- Fry for another minute or so and remove from pan for plating.
I served the Uova nel Cestino with a couple of country sausages and a side of home fries. We also had some home made tomato ketchup that went well with the bread and eggs, but to keep the Italian theme, ,a nice marinara would work really well. To finish our brunch we each had a refreshing small serving of Lisa's home made ricotta with fruit and honey.
Below the photos is the recipe for her Brioche Nest Eggs from her cookbook, Foodships: Living Life...One Recipe at a Time available on Amazon. I strongly suggest you pick up a copy (it's also available for Kindle), but not just for the recipes. Camille weaves the recipes around her life, her neighborhood, her friends and the sad loss of her teenage son. In fact, the cookbook was inspired by a recipe that was her son's favorite. "Living Life... One Recipe at a Time" isn't just the name of a cookbook. It's a philosophy of how to live past whatever life throws at us using great food as the means of forward motion. Brava, Camille!
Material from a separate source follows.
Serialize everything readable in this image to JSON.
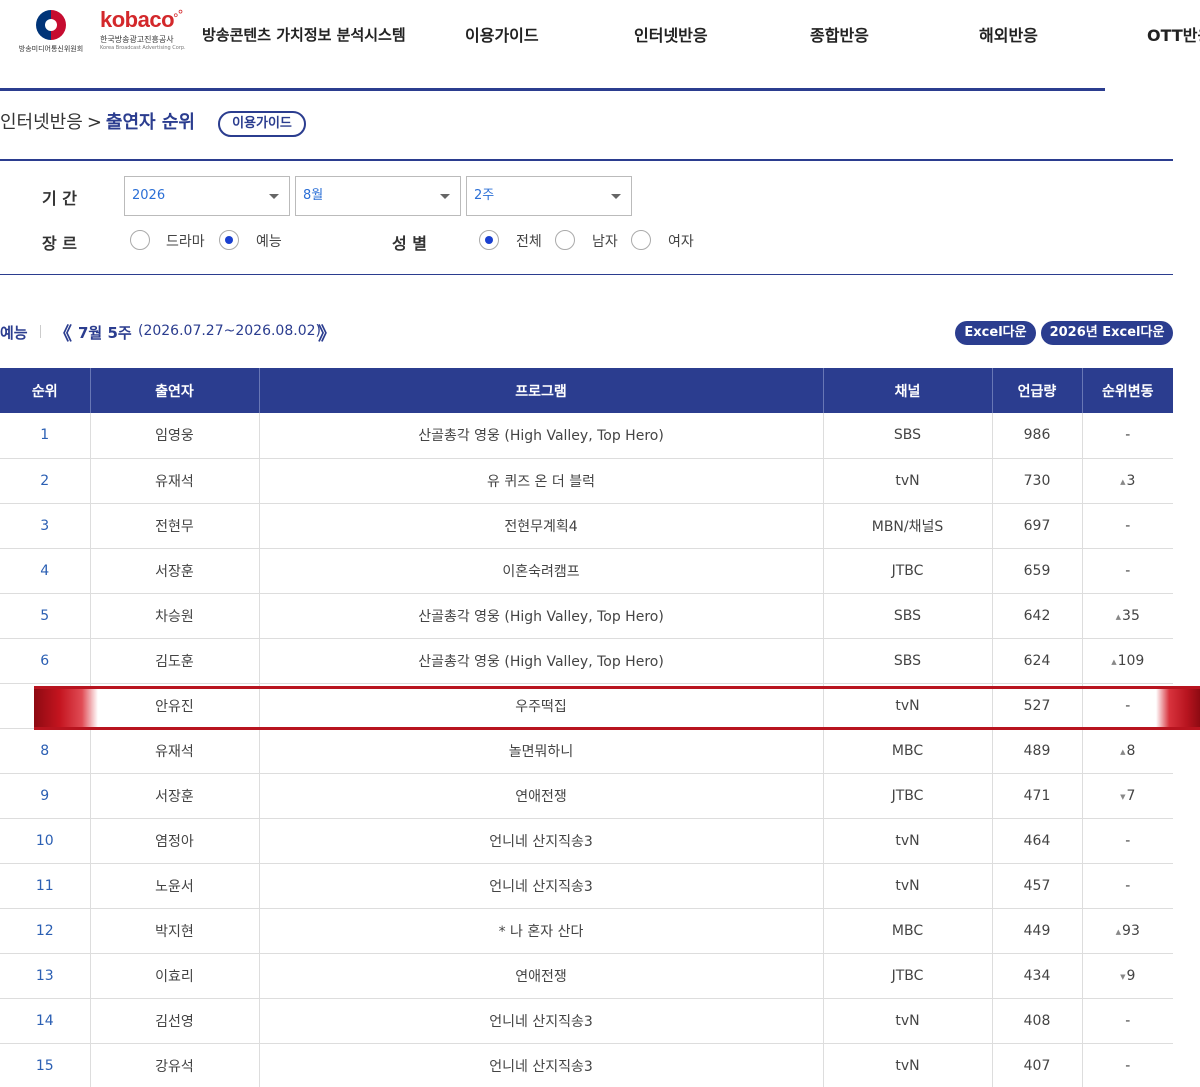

4 round dinner rolls
2 tablespoons butter, softened
2 garlic cloves, peeled
1/2 cup basil, chopped
4 jumbo large eggs
Kosher salt and freshly ground black pepper
1/8 teaspoon crushed red pepper flakes
4 sun-dried tomatoes, diced
Parmigiano-Reggiano grated cheese
Slice off top of each dinner roll. Carefully remove the inside of the bread to create a hollow, making sure the bottom of the roll remains intact. Spread the softened butter on the inside of each roll. Grate the garlic cloves so that the garlic falls into the hole of each dinner roll. Sprinkle in half the basil. Crack an egg into each dinner roll. Sprinkle salt, pepper, and red pepper flakes. Add a teaspoon of diced sun-dried tomato and sprinkle with the remaining basil. Top with a generous amount of Parmigiano-Reggiano cheese. On a baking sheet, bake in a preheated oven at 350°F for 17 minutes or until bread is toasted golden at the edges.
Camille’s Tip: Use eggs and butter that are room temperature, unless a recipe specifically calls for cold.
In the end, no matter what you call it, you really have to try making Eggs in a Basket. It is very rustic, completely satisfying, kids will love making it--and eating it, and there are many ways you can put your own spin on it regardless of your ethnic heritage.